Well-informed protagonists with excellent memories can be inconvenient. They can reveal all to readers at inopportune moments. If they already know what they need to know, they’re not going to search hither and yon for missing clues and information (and the author is going to have find some other way to bulk up the novel). That’s why so many authors choose a handy cure-all: amnesia. There’s nothing like amnesia to drive a plot and fill up a book.
Here are five rather memorable examples.
Nine Princes in Amber by Roger Zelazny (1970)
Carl Corey wakes in Greenwood, an unfamiliar hospital. He has no idea how he got there. Indeed, thanks to his amnesia, he has only the staff’s word that he is “Carl Corey” and not, to pick a name entirely at random, Corwin of Amber. Some applied violence later and the curiously untrusting Carl Corey learns the name of the benefactor paying for his stay at the hospital: his sister, Evelyn Flaumel.
Escaping the hospital, he confronts the woman in question, who turns out to be no more Evelyn Flaumel than he is Carl Corey. She is, however, his sister.

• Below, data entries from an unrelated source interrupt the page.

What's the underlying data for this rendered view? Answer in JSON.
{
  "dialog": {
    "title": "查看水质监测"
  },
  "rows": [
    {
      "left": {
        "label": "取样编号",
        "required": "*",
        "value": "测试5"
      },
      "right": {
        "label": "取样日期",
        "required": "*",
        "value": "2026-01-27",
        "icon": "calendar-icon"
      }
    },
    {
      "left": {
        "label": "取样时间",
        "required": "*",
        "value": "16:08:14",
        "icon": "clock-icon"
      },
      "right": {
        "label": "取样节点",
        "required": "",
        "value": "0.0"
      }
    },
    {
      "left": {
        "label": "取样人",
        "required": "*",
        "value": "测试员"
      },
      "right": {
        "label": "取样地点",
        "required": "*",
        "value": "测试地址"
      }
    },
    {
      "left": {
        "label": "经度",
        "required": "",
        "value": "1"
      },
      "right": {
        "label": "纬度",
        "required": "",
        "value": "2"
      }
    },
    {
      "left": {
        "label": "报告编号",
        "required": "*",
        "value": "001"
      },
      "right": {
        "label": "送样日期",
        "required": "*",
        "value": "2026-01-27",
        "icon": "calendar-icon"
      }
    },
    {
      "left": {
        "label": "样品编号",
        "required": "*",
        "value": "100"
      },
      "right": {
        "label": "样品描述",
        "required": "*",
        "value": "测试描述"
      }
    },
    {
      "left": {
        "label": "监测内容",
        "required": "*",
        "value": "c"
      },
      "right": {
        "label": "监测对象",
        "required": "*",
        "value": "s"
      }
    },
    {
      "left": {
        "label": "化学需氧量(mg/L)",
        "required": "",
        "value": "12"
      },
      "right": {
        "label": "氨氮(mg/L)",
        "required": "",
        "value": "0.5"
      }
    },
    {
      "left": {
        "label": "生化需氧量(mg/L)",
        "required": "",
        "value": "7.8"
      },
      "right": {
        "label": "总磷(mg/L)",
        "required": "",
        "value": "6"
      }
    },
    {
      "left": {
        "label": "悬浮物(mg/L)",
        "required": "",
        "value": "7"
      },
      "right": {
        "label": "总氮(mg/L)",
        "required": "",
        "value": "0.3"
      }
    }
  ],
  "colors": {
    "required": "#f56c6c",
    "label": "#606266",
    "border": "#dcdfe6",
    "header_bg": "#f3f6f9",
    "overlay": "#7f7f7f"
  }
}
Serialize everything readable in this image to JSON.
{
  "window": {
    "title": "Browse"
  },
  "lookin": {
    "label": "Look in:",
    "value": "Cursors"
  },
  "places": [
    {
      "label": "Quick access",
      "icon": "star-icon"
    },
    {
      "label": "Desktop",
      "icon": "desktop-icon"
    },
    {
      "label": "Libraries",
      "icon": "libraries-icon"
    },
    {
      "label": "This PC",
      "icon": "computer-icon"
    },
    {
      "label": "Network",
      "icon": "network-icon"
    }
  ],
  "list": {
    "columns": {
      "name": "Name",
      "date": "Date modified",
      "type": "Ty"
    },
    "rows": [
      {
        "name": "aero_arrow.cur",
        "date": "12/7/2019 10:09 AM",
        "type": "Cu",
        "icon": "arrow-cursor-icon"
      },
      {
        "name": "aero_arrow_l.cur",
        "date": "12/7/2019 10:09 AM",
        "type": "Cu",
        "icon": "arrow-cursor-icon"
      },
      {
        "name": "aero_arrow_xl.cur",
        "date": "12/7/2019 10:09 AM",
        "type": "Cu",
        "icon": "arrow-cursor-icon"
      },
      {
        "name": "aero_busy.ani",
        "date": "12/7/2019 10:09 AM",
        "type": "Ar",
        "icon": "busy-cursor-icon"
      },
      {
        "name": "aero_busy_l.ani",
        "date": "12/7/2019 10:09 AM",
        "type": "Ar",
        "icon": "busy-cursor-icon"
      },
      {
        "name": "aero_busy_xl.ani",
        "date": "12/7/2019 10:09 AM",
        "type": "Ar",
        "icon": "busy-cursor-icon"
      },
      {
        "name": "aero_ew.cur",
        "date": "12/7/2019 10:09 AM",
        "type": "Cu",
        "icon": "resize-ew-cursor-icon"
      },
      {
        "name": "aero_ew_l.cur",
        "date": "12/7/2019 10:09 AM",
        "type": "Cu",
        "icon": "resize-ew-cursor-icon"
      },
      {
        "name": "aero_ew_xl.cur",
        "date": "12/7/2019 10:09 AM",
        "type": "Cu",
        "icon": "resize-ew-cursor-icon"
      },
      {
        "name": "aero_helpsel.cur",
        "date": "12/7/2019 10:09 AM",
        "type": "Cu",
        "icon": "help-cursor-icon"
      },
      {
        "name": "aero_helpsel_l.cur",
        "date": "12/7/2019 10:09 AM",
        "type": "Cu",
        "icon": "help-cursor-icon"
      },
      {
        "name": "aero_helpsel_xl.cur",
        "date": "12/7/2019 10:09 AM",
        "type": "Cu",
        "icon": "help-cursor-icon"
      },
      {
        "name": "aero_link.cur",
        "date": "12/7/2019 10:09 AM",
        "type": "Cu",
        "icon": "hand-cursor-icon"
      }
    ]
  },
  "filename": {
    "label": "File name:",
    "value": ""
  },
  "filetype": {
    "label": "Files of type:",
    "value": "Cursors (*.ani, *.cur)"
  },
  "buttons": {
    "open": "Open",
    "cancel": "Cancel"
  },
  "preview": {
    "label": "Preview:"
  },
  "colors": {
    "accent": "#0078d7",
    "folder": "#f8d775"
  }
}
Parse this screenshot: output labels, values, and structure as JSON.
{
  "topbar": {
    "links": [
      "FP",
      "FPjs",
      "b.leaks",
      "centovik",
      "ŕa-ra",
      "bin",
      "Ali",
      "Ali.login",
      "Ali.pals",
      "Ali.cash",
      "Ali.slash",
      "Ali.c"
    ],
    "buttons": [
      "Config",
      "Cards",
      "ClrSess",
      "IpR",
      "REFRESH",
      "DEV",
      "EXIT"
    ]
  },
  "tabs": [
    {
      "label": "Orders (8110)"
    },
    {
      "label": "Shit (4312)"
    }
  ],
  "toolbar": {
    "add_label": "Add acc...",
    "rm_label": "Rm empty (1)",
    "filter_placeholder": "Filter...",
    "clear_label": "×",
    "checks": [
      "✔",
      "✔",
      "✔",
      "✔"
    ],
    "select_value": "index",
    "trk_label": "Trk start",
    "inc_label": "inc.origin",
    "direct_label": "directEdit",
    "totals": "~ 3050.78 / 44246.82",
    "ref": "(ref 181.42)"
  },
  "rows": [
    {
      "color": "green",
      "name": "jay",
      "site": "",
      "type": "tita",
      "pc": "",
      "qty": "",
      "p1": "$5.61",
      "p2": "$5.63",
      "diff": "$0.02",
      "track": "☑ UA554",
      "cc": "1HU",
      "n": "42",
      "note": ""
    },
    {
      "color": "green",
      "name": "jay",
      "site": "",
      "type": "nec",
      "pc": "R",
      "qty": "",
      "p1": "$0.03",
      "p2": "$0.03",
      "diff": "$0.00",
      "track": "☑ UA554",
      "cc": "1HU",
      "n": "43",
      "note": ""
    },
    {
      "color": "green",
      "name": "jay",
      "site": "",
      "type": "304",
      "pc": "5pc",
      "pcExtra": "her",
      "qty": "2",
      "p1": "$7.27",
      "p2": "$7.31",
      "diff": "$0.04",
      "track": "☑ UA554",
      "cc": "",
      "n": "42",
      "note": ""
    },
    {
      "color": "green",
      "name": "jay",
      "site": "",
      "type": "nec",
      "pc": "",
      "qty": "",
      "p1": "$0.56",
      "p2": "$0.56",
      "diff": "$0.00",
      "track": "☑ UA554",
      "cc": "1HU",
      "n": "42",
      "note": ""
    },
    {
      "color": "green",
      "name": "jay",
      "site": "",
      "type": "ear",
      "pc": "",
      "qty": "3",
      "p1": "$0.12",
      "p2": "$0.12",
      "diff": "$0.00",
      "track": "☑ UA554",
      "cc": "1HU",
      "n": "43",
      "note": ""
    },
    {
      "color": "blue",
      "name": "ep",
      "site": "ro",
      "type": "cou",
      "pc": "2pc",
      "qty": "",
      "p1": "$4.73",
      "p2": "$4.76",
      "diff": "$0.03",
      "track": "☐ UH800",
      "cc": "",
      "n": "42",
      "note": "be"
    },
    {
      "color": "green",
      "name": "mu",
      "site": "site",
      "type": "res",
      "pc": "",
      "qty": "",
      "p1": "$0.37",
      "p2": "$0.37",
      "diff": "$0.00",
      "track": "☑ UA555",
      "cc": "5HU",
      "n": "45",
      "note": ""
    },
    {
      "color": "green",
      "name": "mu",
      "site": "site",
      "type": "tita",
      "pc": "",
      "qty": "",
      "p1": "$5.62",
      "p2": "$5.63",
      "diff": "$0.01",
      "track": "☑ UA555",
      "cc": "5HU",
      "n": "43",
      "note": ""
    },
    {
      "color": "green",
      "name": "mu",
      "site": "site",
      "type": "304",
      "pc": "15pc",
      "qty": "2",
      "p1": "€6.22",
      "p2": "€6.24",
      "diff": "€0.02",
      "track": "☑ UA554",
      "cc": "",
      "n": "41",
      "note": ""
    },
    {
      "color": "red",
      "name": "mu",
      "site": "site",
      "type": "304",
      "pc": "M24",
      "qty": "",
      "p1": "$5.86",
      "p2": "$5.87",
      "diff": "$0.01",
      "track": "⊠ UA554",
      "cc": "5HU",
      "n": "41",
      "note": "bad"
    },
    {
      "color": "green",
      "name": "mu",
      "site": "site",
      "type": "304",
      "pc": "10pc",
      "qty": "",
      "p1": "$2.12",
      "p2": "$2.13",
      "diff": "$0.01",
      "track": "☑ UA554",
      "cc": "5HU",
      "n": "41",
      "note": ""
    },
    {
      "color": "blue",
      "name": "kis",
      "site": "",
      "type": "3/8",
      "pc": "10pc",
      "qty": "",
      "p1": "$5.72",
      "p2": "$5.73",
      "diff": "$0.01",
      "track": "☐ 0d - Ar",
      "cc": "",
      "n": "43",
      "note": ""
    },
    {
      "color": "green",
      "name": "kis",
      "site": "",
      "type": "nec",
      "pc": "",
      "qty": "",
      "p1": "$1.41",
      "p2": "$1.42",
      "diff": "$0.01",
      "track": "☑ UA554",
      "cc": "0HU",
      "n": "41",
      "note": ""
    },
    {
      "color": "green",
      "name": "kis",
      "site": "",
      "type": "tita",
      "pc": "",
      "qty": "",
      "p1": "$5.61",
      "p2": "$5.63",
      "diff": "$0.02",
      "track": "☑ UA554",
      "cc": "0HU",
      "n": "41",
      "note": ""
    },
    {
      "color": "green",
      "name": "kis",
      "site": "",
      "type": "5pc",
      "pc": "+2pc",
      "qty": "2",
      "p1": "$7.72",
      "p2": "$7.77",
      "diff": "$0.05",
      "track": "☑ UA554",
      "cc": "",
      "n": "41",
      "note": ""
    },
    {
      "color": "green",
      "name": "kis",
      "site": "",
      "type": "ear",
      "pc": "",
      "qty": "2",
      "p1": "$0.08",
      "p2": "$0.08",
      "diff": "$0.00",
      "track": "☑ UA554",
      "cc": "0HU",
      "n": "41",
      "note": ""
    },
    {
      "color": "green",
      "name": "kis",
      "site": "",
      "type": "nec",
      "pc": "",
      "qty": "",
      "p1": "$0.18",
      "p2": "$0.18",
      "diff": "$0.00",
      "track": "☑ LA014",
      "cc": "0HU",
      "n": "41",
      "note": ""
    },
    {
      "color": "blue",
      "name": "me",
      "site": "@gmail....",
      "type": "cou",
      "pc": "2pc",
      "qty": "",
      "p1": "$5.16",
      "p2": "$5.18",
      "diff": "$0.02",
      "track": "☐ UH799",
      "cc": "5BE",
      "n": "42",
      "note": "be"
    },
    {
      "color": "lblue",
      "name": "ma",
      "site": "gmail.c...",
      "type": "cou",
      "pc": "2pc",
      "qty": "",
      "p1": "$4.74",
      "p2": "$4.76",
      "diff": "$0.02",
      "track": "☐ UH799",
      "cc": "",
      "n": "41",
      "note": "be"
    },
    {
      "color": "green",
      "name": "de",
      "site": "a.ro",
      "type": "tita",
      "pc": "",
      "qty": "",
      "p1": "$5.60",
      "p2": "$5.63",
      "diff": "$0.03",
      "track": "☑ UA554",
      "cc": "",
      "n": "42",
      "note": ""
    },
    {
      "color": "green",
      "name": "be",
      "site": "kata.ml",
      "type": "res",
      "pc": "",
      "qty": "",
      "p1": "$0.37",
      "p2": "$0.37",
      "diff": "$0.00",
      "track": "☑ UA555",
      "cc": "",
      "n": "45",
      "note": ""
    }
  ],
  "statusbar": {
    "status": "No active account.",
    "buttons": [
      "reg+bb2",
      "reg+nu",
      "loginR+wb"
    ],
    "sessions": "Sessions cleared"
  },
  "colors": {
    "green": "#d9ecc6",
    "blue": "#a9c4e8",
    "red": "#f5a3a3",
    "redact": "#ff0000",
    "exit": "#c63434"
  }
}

In fact, Corwin has a number of siblings, a Machiavellian litter imbued with powers unknown on the Earth on which Corwin woke, many of whom are rivals for the otherworldly Crown of Amber and some of whom might, if they knew he had escaped Greenwood’s comfortable oubliette, simply kill him.
The Birthgrave by Tanith Lee (1975)
Centuries after a great people fell from power, an amnesiac wakes, haunted by a mysterious voice, aware that to remove their mask is to reveal a face that can freeze beholders in place. Venturing out into an unfamiliar world, they find the descendants of former slaves. Some believe the masked figure to be a god returned. Other accept that the amnesiac has genuine power, but see the awakened one only as an asset to use for their own ends. The amnesiac reinvents themselves over and over, adapting as conditions change. Those who seek to exploit this echo of a long-vanished age? They have less inspirational fates.
Shadow by K. J. Parker (2002)
A lone survivor wakes on corpse-littered battlefield. Around him lie the remains of two armies—but it’s not clear to which one of them he belonged, if indeed he was a combatant at all. His clothes give no hint; his memories are no help, because (as you might expect from inclusion on this list) the survivor has no idea who he is.
Once he wanders from the battlefield, he encounters people who do know who he is. They want him dead. All he learns from them is that to know him is to be driven to homicidal fury…and the fact that he’s a preternaturally skilled killer.
Belatedly conscious that he must have been an unpleasant fellow before he lost his memories, the survivor vows to do better. Perhaps he used to be a villain, but now he will be a hero.
And you know to what destination good intentions lead.
Cold-Forged Flame by Marie Brennan (2016)
The swordswoman finds herself in the warrior’s version of the actor’s nightmare, with no idea who or what she might be, despite which she is magically compelled to perform an arduous quest for reasons unclear. The one certainty: she must collect blood from the cauldron of the Lhian. Who this Lhian might be and what views they might have about blood being collected from their cauldron—both are unknown. The revelation that most of the people who try to win a prize from the Lhian never return is cold comfort.
The True Queen by Zen Cho (2019)
Arriving in a tumultuous storm, Sakti and Muna know their names but nothing of their past. The pair are so similar that the Janda Baik islanders assume they must be sisters. Offered a home by formidable witch Mak Genggang, the pair start new lives. One small complication: the sisters are both cursed: where Sakti is full of magic, Muna has not a jot. Sakti’s curse is more existential: she is progressively vanishing. Perhaps the
English Sorceress Royal’s college for magically gifted women can help…
It’s convenient that, even though the English are her enemies, the Sorceress Royal is a friend of Mak Genggang. It’s less convenient that Sakti vanishes while the sisters are traversing Faerie to reach England.
It is up to powerless Muna to rescue Sakti. If only Muna were not utterly powerless. If only Faerie were not on the verge of declaring war on England.
No doubt there are examples I could have used but did not. I plead memory lapse. Do feel free to remind me in comments of the works I forgot.
In the words of Wikipedia editor TexasAndroid, prolific book reviewer and perennial Darwin Award nominee James Davis Nicoll is of “questionable notability.” His work has appeared in Publishers Weekly and Romantic Times as well as on his own websites, James Nicoll Reviews and Young People Read Old SFF (where he is assisted by editor Karen Lofstrom and web person Adrienne L. Travis). He is a four-time finalist for the Best Fan Writer Hugo Award and is surprisingly flammable.